[[ Data provided, beginning ]]

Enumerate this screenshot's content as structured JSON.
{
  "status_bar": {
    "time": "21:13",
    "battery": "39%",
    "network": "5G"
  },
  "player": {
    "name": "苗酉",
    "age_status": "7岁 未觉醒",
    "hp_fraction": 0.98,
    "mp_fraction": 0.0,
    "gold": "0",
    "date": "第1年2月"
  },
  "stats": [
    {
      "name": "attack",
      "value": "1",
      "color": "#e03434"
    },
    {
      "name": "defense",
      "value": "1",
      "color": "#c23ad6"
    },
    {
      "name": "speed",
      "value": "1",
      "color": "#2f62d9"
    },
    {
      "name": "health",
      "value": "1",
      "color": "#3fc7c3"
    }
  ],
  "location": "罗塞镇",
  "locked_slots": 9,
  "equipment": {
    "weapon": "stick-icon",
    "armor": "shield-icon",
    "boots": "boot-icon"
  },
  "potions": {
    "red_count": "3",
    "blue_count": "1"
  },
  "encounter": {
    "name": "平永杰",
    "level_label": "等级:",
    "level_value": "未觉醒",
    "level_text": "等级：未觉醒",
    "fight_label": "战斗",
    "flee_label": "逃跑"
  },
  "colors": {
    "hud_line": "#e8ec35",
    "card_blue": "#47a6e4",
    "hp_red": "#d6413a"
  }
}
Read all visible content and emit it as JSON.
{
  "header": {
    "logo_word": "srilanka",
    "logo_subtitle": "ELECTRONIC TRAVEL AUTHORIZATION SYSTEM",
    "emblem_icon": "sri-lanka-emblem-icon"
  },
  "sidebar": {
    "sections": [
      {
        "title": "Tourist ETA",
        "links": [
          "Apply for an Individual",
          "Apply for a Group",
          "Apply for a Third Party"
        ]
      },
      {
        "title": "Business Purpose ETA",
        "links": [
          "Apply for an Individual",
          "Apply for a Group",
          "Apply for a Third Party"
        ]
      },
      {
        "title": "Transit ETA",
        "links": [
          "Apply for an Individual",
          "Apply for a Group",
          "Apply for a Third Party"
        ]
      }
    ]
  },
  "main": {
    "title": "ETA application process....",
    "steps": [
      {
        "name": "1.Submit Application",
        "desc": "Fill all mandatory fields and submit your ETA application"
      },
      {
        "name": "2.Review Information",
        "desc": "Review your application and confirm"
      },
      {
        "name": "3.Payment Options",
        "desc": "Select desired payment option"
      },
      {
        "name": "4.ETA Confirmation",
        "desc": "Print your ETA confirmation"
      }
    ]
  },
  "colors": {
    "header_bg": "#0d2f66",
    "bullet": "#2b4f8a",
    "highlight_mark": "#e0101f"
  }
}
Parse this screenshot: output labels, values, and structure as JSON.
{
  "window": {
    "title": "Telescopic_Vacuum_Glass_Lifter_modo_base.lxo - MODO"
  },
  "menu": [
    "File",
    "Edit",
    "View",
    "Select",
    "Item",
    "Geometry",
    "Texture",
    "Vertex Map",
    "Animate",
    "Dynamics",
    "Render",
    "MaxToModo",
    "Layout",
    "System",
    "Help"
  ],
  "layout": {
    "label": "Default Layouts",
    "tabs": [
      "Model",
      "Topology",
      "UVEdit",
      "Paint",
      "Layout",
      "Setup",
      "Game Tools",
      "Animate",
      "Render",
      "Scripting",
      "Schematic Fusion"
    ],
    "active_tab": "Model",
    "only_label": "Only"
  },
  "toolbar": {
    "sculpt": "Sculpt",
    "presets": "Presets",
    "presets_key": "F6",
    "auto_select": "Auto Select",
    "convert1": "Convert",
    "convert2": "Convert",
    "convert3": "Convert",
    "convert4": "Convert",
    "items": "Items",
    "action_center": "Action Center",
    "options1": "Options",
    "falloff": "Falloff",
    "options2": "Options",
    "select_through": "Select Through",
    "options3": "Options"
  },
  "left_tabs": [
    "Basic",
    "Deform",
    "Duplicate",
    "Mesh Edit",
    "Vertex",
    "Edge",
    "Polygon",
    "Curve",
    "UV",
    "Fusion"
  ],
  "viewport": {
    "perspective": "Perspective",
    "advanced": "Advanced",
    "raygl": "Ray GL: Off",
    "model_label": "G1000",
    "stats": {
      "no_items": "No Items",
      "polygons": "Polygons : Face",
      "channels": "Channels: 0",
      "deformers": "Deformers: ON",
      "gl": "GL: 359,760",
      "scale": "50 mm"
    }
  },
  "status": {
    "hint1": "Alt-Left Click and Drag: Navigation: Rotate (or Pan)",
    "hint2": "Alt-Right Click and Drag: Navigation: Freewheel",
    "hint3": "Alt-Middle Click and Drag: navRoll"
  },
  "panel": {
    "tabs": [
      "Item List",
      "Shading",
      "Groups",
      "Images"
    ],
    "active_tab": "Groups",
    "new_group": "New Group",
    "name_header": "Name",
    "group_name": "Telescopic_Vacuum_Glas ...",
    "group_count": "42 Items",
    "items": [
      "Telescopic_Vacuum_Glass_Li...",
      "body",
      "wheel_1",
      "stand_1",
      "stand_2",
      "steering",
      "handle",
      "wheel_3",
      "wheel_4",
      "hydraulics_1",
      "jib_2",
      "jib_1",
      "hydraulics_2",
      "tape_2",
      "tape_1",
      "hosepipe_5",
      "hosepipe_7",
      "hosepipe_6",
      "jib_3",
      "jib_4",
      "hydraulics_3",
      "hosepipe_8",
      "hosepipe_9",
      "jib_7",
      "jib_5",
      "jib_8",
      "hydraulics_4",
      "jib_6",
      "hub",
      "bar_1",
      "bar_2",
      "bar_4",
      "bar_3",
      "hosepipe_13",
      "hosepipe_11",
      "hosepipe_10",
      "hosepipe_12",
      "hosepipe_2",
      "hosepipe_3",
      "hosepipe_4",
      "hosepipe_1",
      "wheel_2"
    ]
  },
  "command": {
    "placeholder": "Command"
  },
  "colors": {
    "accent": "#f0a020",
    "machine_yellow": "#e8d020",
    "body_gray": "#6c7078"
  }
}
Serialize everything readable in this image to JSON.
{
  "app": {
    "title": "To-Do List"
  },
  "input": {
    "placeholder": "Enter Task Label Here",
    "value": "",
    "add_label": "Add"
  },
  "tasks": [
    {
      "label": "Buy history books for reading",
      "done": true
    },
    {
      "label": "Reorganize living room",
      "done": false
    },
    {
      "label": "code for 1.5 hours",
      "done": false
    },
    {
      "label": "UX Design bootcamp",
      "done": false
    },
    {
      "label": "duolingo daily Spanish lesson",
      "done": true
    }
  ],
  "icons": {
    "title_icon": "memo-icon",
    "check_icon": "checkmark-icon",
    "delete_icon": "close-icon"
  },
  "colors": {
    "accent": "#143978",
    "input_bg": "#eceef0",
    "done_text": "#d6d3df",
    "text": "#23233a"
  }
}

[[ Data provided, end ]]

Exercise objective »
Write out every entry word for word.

Response to the task »
Enumerate this screenshot's content as structured JSON.
{
  "status_bar": {
    "time": "21:13",
    "battery": "39%",
    "network": "5G"
  },
  "player": {
    "name": "苗酉",
    "age_status": "7岁 未觉醒",
    "hp_fraction": 0.98,
    "mp_fraction": 0.0,
    "gold": "0",
    "date": "第1年2月"
  },
  "stats": [
    {
      "name": "attack",
      "value": "1",
      "color": "#e03434"
    },
    {
      "name": "defense",
      "value": "1",
      "color": "#c23ad6"
    },
    {
      "name": "speed",
      "value": "1",
      "color": "#2f62d9"
    },
    {
      "name": "health",
      "value": "1",
      "color": "#3fc7c3"
    }
  ],
  "location": "罗塞镇",
  "locked_slots": 9,
  "equipment": {
    "weapon": "stick-icon",
    "armor": "shield-icon",
    "boots": "boot-icon"
  },
  "potions": {
    "red_count": "3",
    "blue_count": "1"
  },
  "encounter": {
    "name": "平永杰",
    "level_label": "等级:",
    "level_value": "未觉醒",
    "level_text": "等级：未觉醒",
    "fight_label": "战斗",
    "flee_label": "逃跑"
  },
  "colors": {
    "hud_line": "#e8ec35",
    "card_blue": "#47a6e4",
    "hp_red": "#d6413a"
  }
}
Read all visible content and emit it as JSON.
{
  "header": {
    "logo_word": "srilanka",
    "logo_subtitle": "ELECTRONIC TRAVEL AUTHORIZATION SYSTEM",
    "emblem_icon": "sri-lanka-emblem-icon"
  },
  "sidebar": {
    "sections": [
      {
        "title": "Tourist ETA",
        "links": [
          "Apply for an Individual",
          "Apply for a Group",
          "Apply for a Third Party"
        ]
      },
      {
        "title": "Business Purpose ETA",
        "links": [
          "Apply for an Individual",
          "Apply for a Group",
          "Apply for a Third Party"
        ]
      },
      {
        "title": "Transit ETA",
        "links": [
          "Apply for an Individual",
          "Apply for a Group",
          "Apply for a Third Party"
        ]
      }
    ]
  },
  "main": {
    "title": "ETA application process....",
    "steps": [
      {
        "name": "1.Submit Application",
        "desc": "Fill all mandatory fields and submit your ETA application"
      },
      {
        "name": "2.Review Information",
        "desc": "Review your application and confirm"
      },
      {
        "name": "3.Payment Options",
        "desc": "Select desired payment option"
      },
      {
        "name": "4.ETA Confirmation",
        "desc": "Print your ETA confirmation"
      }
    ]
  },
  "colors": {
    "header_bg": "#0d2f66",
    "bullet": "#2b4f8a",
    "highlight_mark": "#e0101f"
  }
}
Parse this screenshot: output labels, values, and structure as JSON.
{
  "window": {
    "title": "Telescopic_Vacuum_Glass_Lifter_modo_base.lxo - MODO"
  },
  "menu": [
    "File",
    "Edit",
    "View",
    "Select",
    "Item",
    "Geometry",
    "Texture",
    "Vertex Map",
    "Animate",
    "Dynamics",
    "Render",
    "MaxToModo",
    "Layout",
    "System",
    "Help"
  ],
  "layout": {
    "label": "Default Layouts",
    "tabs": [
      "Model",
      "Topology",
      "UVEdit",
      "Paint",
      "Layout",
      "Setup",
      "Game Tools",
      "Animate",
      "Render",
      "Scripting",
      "Schematic Fusion"
    ],
    "active_tab": "Model",
    "only_label": "Only"
  },
  "toolbar": {
    "sculpt": "Sculpt",
    "presets": "Presets",
    "presets_key": "F6",
    "auto_select": "Auto Select",
    "convert1": "Convert",
    "convert2": "Convert",
    "convert3": "Convert",
    "convert4": "Convert",
    "items": "Items",
    "action_center": "Action Center",
    "options1": "Options",
    "falloff": "Falloff",
    "options2": "Options",
    "select_through": "Select Through",
    "options3": "Options"
  },
  "left_tabs": [
    "Basic",
    "Deform",
    "Duplicate",
    "Mesh Edit",
    "Vertex",
    "Edge",
    "Polygon",
    "Curve",
    "UV",
    "Fusion"
  ],
  "viewport": {
    "perspective": "Perspective",
    "advanced": "Advanced",
    "raygl": "Ray GL: Off",
    "model_label": "G1000",
    "stats": {
      "no_items": "No Items",
      "polygons": "Polygons : Face",
      "channels": "Channels: 0",
      "deformers": "Deformers: ON",
      "gl": "GL: 359,760",
      "scale": "50 mm"
    }
  },
  "status": {
    "hint1": "Alt-Left Click and Drag: Navigation: Rotate (or Pan)",
    "hint2": "Alt-Right Click and Drag: Navigation: Freewheel",
    "hint3": "Alt-Middle Click and Drag: navRoll"
  },
  "panel": {
    "tabs": [
      "Item List",
      "Shading",
      "Groups",
      "Images"
    ],
    "active_tab": "Groups",
    "new_group": "New Group",
    "name_header": "Name",
    "group_name": "Telescopic_Vacuum_Glas ...",
    "group_count": "42 Items",
    "items": [
      "Telescopic_Vacuum_Glass_Li...",
      "body",
      "wheel_1",
      "stand_1",
      "stand_2",
      "steering",
      "handle",
      "wheel_3",
      "wheel_4",
      "hydraulics_1",
      "jib_2",
      "jib_1",
      "hydraulics_2",
      "tape_2",
      "tape_1",
      "hosepipe_5",
      "hosepipe_7",
      "hosepipe_6",
      "jib_3",
      "jib_4",
      "hydraulics_3",
      "hosepipe_8",
      "hosepipe_9",
      "jib_7",
      "jib_5",
      "jib_8",
      "hydraulics_4",
      "jib_6",
      "hub",
      "bar_1",
      "bar_2",
      "bar_4",
      "bar_3",
      "hosepipe_13",
      "hosepipe_11",
      "hosepipe_10",
      "hosepipe_12",
      "hosepipe_2",
      "hosepipe_3",
      "hosepipe_4",
      "hosepipe_1",
      "wheel_2"
    ]
  },
  "command": {
    "placeholder": "Command"
  },
  "colors": {
    "accent": "#f0a020",
    "machine_yellow": "#e8d020",
    "body_gray": "#6c7078"
  }
}
Serialize everything readable in this image to JSON.
{
  "app": {
    "title": "To-Do List"
  },
  "input": {
    "placeholder": "Enter Task Label Here",
    "value": "",
    "add_label": "Add"
  },
  "tasks": [
    {
      "label": "Buy history books for reading",
      "done": true
    },
    {
      "label": "Reorganize living room",
      "done": false
    },
    {
      "label": "code for 1.5 hours",
      "done": false
    },
    {
      "label": "UX Design bootcamp",
      "done": false
    },
    {
      "label": "duolingo daily Spanish lesson",
      "done": true
    }
  ],
  "icons": {
    "title_icon": "memo-icon",
    "check_icon": "checkmark-icon",
    "delete_icon": "close-icon"
  },
  "colors": {
    "accent": "#143978",
    "input_bg": "#eceef0",
    "done_text": "#d6d3df",
    "text": "#23233a"
  }
}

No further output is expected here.